== Given data

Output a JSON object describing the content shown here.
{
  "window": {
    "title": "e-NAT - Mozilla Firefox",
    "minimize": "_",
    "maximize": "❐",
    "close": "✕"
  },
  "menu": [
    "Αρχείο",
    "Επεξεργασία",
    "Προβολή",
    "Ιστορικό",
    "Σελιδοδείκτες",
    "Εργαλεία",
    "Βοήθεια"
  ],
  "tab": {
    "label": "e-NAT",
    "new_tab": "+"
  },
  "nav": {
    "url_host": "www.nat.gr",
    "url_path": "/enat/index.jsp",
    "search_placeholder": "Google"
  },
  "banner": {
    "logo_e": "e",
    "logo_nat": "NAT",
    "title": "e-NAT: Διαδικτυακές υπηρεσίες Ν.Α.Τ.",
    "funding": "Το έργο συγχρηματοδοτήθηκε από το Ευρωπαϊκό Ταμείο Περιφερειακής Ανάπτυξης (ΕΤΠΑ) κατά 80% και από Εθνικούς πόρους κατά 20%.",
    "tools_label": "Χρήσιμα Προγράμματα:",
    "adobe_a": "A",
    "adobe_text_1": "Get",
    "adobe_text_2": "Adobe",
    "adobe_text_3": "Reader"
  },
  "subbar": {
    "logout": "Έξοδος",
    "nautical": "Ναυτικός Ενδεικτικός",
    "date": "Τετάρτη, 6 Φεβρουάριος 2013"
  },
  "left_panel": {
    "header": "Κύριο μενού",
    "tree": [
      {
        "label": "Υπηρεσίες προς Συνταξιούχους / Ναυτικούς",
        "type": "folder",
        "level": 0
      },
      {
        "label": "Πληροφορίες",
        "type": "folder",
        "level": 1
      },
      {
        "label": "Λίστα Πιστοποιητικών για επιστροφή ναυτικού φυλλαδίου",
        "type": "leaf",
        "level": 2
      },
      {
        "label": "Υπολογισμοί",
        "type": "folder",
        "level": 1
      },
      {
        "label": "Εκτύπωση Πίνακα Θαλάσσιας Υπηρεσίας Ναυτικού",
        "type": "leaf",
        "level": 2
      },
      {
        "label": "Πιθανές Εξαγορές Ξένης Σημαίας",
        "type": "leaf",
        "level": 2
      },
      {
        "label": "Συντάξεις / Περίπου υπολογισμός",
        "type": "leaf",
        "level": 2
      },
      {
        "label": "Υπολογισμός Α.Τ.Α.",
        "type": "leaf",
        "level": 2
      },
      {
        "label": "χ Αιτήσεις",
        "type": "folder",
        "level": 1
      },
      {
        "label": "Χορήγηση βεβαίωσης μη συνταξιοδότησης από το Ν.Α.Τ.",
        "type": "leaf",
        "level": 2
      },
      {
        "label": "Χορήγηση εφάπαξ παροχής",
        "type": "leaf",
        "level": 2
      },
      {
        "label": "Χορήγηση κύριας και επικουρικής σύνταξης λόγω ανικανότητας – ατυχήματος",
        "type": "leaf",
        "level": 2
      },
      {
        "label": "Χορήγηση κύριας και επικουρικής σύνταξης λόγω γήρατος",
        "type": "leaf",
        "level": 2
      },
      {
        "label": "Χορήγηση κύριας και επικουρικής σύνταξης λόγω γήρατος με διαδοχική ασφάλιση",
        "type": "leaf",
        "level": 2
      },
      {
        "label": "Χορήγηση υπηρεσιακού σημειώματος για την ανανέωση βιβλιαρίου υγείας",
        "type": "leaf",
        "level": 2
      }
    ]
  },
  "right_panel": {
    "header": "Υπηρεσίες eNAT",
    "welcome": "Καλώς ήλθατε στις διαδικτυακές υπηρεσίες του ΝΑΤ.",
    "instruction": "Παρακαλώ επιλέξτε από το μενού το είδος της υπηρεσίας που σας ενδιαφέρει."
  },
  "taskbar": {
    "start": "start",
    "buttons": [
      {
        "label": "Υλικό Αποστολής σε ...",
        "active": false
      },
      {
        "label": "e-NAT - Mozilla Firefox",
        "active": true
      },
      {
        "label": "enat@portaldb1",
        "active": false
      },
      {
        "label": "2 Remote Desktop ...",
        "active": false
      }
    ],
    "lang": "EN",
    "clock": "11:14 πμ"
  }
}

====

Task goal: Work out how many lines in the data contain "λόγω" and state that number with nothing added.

Task output: 3